Smart sensors, vision systems, data analytics software and cloud computing are the building blocks of the connected manufacturing facility and the smart supply chain. Whatever happens with Brexit, export interest will increase, and so businesses need to have a transparent and integrated supply chain that incorporates the exchange of real time data from customers, suppliers and partners. Doing so will help manufacturers source and manage the variability of materials from numerous new sources.

 

Data management

To be constantly adaptable and cost-efficient, manufacturers in all industries need to have an accurate understanding of what is going on at every level of their facility. Transparency is vital, and, in this instance, it allows managers to identify where improvements can be made.

Many businesses have begun implementing technologies that collect data but have little understanding of the value of what they are collecting and, more importantly, how to use the data effectively.

To monitor a plant correctly, managers need to have a control system in place that can collect the most granular of data. Platforms like GE Digital’s production management systems can offer manufacturers greater functionality than traditional ERP systems. In addition, they also offer flexibility so that businesses can scale up or down systems to meet demand. Given the uncertainty surrounding Brexit, we expect this flexibility will be reassuring to concerned managers and so many will take advantage.

Not only is the data from GE Digital’s suite shared across the core functional systems such as reliability analysis and material tracking, the suite also offers machine learning tools that can help to determine a solution for difficult consistency, quality or reliability problems.

 

Digital twinning

The increase in connected technology in conjunction with the development in machine learning has also led to the creation of intelligent digital twins.
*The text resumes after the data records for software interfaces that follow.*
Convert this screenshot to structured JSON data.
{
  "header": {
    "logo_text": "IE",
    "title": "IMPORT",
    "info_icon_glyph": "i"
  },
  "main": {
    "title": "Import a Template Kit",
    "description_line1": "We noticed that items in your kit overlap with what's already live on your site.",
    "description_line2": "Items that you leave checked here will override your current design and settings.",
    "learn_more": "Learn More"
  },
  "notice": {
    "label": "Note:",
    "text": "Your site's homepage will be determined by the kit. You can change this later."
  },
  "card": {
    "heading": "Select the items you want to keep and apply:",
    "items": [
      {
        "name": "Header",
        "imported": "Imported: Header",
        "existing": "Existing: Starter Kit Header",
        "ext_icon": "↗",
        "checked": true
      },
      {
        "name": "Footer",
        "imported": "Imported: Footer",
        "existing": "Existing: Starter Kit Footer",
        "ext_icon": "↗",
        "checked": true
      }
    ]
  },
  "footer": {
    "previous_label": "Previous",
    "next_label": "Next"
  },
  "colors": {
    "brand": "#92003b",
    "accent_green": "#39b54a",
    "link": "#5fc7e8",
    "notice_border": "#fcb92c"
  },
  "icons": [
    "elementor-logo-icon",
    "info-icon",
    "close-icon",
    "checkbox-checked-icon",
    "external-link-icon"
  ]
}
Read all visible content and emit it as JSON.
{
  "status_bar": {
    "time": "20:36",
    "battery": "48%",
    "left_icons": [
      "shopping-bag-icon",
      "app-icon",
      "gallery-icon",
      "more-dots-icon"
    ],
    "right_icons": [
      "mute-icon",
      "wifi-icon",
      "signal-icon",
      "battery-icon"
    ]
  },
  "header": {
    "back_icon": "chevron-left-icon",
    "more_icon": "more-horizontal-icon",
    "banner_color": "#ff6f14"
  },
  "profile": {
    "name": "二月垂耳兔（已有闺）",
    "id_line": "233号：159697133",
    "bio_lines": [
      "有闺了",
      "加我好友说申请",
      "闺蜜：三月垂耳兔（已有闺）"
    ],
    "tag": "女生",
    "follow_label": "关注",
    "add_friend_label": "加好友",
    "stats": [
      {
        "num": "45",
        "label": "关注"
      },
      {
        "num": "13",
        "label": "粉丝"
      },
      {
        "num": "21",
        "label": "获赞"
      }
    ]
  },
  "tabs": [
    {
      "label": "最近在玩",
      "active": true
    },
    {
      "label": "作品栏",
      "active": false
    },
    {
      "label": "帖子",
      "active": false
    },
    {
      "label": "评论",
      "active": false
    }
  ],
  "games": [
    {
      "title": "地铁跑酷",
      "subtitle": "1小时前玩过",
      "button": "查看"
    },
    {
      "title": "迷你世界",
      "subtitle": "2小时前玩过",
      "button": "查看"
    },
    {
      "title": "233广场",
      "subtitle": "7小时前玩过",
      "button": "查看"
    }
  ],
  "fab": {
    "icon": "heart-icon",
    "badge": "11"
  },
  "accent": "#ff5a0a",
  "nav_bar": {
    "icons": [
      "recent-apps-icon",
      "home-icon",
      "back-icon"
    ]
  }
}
Like most emerging technologies, digital twins were previously restricted to industries working with large budgets and maintaining expensive machinery. However, an increasing number of companies are now able to take advantage of the technology. 

Digital twins combine artificial intelligence (AI), machine learning and software analytics with spatial network graphs to create digital simulations that update and change as their physical counterparts change. GE Digital’s Predix platform ensures that a twin can cope with the high volume of data that it collects from physical assets and convert it into something useful for the plant manager.

For example, the digital twin gathers historical and real-time data from a physical asset to learn its behaviours. Once the machine has gathered the data, it can simulate various scenarios and identify trends, such as increased wear on a certain part of a device, to mitigate the chances of unplanned downtime.

While the technology may have been around for some time, the exponential advancements in digital twinning means companies can simulate any technological device. In our increasingly interconnected world, it is for this reason that we expect more companies to integrate digital twinning into their facilities in the coming year.

These are just some of the trends and technologies we expect to drive businesses and their expanding ecosystems in 2019. Other pivotal changes will include the wide adoption of edge computing and advancements in wireless technology, particularly in relation to 5G. However, we expect this trend to really take off among businesses in 2020.

These technology trends will undoubtedly have impact all around the world and, with Brexit looming and no clear understanding of the long-term effects, businesses need to prepare and stay ahead. www.novotek.com/uk